# WORK TASK
All entries are to be retyped without alteration.
-------
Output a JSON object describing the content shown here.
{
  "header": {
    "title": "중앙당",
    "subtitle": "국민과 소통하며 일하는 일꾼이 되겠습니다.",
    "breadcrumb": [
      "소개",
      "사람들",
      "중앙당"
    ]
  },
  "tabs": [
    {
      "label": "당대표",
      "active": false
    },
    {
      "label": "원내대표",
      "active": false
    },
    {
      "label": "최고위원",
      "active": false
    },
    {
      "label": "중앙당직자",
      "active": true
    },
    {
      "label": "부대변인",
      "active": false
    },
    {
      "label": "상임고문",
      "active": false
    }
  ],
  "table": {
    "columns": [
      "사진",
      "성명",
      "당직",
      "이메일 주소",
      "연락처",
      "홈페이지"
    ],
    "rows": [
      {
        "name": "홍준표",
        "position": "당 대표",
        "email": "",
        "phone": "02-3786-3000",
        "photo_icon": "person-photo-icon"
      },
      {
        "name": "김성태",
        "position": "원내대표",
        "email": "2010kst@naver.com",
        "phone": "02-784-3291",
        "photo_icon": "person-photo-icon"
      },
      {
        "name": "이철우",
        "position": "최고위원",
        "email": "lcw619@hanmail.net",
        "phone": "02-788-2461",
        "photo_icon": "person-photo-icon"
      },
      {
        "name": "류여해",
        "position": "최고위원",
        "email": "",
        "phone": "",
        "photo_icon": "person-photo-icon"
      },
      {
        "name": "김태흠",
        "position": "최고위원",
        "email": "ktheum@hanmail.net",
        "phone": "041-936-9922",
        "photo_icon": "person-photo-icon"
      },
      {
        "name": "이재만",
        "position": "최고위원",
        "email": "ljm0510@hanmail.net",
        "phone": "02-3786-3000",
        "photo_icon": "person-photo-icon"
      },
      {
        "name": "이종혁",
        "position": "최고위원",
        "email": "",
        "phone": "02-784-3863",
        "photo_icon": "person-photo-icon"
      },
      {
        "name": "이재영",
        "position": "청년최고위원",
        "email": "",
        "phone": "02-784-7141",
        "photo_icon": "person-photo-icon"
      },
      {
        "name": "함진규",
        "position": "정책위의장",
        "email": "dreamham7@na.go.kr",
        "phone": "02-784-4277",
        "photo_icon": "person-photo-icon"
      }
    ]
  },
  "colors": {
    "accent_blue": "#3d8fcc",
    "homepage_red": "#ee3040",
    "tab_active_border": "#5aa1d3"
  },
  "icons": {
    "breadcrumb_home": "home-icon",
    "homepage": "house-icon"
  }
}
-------
# FINISHED EXERCISE
Output a JSON object describing the content shown here.
{
  "header": {
    "title": "중앙당",
    "subtitle": "국민과 소통하며 일하는 일꾼이 되겠습니다.",
    "breadcrumb": [
      "소개",
      "사람들",
      "중앙당"
    ]
  },
  "tabs": [
    {
      "label": "당대표",
      "active": false
    },
    {
      "label": "원내대표",
      "active": false
    },
    {
      "label": "최고위원",
      "active": false
    },
    {
      "label": "중앙당직자",
      "active": true
    },
    {
      "label": "부대변인",
      "active": false
    },
    {
      "label": "상임고문",
      "active": false
    }
  ],
  "table": {
    "columns": [
      "사진",
      "성명",
      "당직",
      "이메일 주소",
      "연락처",
      "홈페이지"
    ],
    "rows": [
      {
        "name": "홍준표",
        "position": "당 대표",
        "email": "",
        "phone": "02-3786-3000",
        "photo_icon": "person-photo-icon"
      },
      {
        "name": "김성태",
        "position": "원내대표",
        "email": "2010kst@naver.com",
        "phone": "02-784-3291",
        "photo_icon": "person-photo-icon"
      },
      {
        "name": "이철우",
        "position": "최고위원",
        "email": "lcw619@hanmail.net",
        "phone": "02-788-2461",
        "photo_icon": "person-photo-icon"
      },
      {
        "name": "류여해",
        "position": "최고위원",
        "email": "",
        "phone": "",
        "photo_icon": "person-photo-icon"
      },
      {
        "name": "김태흠",
        "position": "최고위원",
        "email": "ktheum@hanmail.net",
        "phone": "041-936-9922",
        "photo_icon": "person-photo-icon"
      },
      {
        "name": "이재만",
        "position": "최고위원",
        "email": "ljm0510@hanmail.net",
        "phone": "02-3786-3000",
        "photo_icon": "person-photo-icon"
      },
      {
        "name": "이종혁",
        "position": "최고위원",
        "email": "",
        "phone": "02-784-3863",
        "photo_icon": "person-photo-icon"
      },
      {
        "name": "이재영",
        "position": "청년최고위원",
        "email": "",
        "phone": "02-784-7141",
        "photo_icon": "person-photo-icon"
      },
      {
        "name": "함진규",
        "position": "정책위의장",
        "email": "dreamham7@na.go.kr",
        "phone": "02-784-4277",
        "photo_icon": "person-photo-icon"
      }
    ]
  },
  "colors": {
    "accent_blue": "#3d8fcc",
    "homepage_red": "#ee3040",
    "tab_active_border": "#5aa1d3"
  },
  "icons": {
    "breadcrumb_home": "home-icon",
    "homepage": "house-icon"
  }
}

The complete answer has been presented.